Almost four years ago, the then US First Lady Michelle Obama stood up at Fortune’s Most Powerful Women summit in Washington and spoke about a teenage girl she had met earlier that year at a high school in Cambodia.
“This young lady wakes up at 4:00 every morning to cook for her family, to water their crops, to tend to their cows. Then she gets on a rickety bicycle and she pedals for an hour to get to school where she studies as hard as she can to fulfil her dream of becoming a math teacher,” Mrs Obama said.
“She stood up in front of me, the First Lady of Cambodia, and dozens of international reporters and camera crews, and let me tell you, she spoke so eloquently about her life. She was poised and confident. And this is what she told us. She said—and these are her words—she said, ‘I have been through a lot of hardships. I know that I need to overcome them.’ She said, ‘I’ve never thought that they are the barrier to stop me. I’ve never thought of giving up,’ she said. ‘I never lose hope in myself.’”
The teenager was Sohang Vean, and she was part of international program Room to Read that strives to increase literacy in the developed world, and especially improve girls’ educational outcomes. Australian software company Atlassian is now in its tenth year of partnering with Room to Read in Cambodia and has been awarded the Gender-Wise Philanthropy Award after becoming the largest investor in Room to Read’s Girls’ Education Program in Cambodia.
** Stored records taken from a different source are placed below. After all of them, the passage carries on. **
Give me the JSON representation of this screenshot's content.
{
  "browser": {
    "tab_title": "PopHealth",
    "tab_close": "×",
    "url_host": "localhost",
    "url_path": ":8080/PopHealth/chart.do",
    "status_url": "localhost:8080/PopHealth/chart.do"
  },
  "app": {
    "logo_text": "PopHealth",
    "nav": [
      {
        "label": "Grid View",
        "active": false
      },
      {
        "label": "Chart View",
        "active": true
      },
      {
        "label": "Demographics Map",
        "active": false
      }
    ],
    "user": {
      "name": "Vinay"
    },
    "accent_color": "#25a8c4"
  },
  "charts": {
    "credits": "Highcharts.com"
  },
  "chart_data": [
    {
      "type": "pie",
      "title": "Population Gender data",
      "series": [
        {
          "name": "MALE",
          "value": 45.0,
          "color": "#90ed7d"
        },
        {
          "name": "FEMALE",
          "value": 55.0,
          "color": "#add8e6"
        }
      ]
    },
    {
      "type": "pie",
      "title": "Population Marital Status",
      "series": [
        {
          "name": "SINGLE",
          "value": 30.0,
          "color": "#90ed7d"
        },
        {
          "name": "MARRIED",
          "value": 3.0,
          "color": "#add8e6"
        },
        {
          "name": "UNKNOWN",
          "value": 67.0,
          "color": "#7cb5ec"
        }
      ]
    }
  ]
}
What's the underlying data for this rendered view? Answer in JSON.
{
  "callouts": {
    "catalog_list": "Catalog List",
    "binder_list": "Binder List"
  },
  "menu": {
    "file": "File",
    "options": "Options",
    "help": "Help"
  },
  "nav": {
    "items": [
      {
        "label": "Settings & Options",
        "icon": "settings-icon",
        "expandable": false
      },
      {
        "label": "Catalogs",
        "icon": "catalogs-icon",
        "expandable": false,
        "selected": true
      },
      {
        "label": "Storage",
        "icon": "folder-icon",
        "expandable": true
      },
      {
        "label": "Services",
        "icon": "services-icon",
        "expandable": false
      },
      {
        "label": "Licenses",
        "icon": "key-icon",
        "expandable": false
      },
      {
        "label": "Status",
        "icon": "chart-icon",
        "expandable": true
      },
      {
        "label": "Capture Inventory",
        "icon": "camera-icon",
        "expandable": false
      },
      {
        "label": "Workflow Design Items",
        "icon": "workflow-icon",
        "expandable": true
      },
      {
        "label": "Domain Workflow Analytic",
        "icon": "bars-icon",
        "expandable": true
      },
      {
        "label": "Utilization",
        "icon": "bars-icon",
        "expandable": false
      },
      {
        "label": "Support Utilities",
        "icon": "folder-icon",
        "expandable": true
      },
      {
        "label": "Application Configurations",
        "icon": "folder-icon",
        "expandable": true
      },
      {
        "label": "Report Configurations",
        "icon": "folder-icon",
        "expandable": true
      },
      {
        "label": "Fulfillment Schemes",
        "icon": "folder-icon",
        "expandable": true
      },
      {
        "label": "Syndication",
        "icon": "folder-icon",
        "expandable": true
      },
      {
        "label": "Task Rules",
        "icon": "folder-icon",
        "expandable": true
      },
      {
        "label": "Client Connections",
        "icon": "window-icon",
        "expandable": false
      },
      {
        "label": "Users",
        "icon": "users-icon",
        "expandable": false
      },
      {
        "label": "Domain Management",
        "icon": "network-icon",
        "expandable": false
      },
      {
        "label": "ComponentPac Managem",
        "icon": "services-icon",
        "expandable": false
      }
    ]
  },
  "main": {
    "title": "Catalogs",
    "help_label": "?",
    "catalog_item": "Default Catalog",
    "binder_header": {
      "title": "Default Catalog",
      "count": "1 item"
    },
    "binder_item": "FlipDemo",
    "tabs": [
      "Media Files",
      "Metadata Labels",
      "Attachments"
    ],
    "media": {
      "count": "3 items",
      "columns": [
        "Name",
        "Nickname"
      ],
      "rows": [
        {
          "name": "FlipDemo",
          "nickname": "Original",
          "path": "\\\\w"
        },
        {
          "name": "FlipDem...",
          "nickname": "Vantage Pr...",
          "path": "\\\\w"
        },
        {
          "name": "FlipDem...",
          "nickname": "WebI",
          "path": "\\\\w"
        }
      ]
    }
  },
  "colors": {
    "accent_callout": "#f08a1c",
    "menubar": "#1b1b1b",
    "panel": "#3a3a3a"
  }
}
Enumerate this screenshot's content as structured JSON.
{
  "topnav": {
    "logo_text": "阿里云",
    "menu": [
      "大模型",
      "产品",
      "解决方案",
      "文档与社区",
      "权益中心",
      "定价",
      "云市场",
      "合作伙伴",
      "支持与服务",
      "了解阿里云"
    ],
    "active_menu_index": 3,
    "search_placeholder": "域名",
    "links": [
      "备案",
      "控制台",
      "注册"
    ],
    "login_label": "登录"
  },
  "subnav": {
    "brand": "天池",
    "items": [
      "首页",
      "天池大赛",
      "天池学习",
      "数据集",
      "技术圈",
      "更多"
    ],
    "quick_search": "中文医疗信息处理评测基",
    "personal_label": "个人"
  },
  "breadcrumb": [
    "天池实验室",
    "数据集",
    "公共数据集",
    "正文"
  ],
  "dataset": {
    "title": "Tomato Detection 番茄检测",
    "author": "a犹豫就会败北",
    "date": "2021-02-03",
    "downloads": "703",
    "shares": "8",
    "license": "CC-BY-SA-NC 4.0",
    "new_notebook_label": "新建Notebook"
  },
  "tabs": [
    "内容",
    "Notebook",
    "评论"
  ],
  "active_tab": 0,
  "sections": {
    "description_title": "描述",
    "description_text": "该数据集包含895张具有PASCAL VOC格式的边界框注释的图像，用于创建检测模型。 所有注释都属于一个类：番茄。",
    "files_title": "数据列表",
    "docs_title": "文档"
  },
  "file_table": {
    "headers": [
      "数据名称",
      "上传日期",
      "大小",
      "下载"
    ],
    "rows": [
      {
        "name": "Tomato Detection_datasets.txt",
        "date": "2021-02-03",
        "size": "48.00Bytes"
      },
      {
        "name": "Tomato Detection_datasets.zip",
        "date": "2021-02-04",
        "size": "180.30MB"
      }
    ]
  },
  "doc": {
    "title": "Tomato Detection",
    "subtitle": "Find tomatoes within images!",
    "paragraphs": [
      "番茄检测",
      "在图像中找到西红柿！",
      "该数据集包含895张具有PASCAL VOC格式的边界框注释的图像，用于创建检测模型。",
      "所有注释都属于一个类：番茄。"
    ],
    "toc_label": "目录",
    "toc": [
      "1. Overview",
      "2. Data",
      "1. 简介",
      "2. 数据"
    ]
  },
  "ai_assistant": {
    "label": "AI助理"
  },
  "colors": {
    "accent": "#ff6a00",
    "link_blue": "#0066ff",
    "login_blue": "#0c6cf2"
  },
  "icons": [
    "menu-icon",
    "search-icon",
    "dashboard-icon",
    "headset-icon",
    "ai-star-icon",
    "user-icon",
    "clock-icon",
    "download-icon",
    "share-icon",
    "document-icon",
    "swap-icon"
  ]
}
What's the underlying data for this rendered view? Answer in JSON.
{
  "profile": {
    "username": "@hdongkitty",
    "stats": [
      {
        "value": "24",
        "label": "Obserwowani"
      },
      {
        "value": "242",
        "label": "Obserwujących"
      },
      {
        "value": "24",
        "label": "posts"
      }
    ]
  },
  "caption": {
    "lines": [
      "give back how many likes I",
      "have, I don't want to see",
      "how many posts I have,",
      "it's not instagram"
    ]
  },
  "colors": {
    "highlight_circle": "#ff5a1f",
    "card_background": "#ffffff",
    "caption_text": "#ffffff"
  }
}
And Sohang Vean is now studying for a finance degree at the University of Cambodia. She joined Room to Read’s Girls’ Education Program in 2009, when she was in Year 7. “I’ve never thought of dropping out of school,” Sohang said. “I believe that only education can help our family. If we don’t study, we will face the same issues as those who came before us. If I study hard, I will be able to help myself, my family and my country.”
Sohang is one of many stories that show not only the benefit of the Atlassian-Room to Read partnership, but also the challenges. The Khmer Rouge genocide in Cambodia destroyed not only the infrastructure for education – schools and libraries – but also the nation’s educated class. Nowadays, almost half of the number of girls in rural Cambodia work, rather than attend school. Boys outnumber girls in school at a ratio of 3:1.
When Atlassian employees were given a staff survey about which cause they wanted to support, it was education and especially educating girls in Cambodia.
Room to Read was set up by former Microsoft executive John Wood in 2000 with the intention of tackling illiteracy in the developing world. Education and literacy programs are at the heart of trying to make a dent in the problem of 750 million illiterate adults in the world, two thirds of them women.
Initial expectations were that Atlassian would raise a helpful $25,000 for the cause. Instead, it raised $1 million in its first year. The practical application of that support on the ground has seen a literacy pilot program taken up by the Cambodian education department and put onto the national curriculum, Khmer language textbooks published, and schools and libraries rebuilt, to help the implementation of the Girls’ Education program. There are 62 million girls across the world who are still not in school. Literacy and education remain the best predictors of a girl breaking out of the cycle of poverty in the developed world.
“It is not just about attending school,” Atlassian Foundation International director Melissa Beaumont Lee says. “It’s about the quality of learning, the quality of education, and that’s where the literacy program comes in. We are talking about life outcomes too – so that girls can make good life choices and we can start to end the practice of child marriages and trafficking of girls to Thailand.”
Since the partnership started, Atlassian has donated more than $US10 million to Room to Read. Since 2014, the support goes beyond the Atlassian Foundation to include an employee workplace giving program: almost half of the company’s 4,000 employees give a dollar a day from their pay packet to support the Girls’ Education Program and the Foundation matches that total. Groups of employees will also spend time on the ground, seeing how the programs work and meeting some of the girls who take part.
It is not the only philanthropic relationship Atlassian has, but it is the most enduring. Overall, Atlassian estimates it has funded almost 23,000 years of girls’ education and helped 250,000 children through the Room to Read literacy program. In 2017, Atlassian was the largest corporate investor in the Cambodian Girls’ Education program.
The Girls’ Education program represents a significant long-term investment. Room to Read founder John Wood estimates that it takes only $250 a year to give a girl all she needs, starting with a uniform and including life skills coaching. On the ground, Room to Read works closely with families, local communities and government to develop literacy skills in early primary school.
The Gender-wise Philanthropy Award is presented in partnership with the Australian Women Donors Network (AWDN) and is sponsored by Netwealth.
Article courtesy of Philanthropy Australia.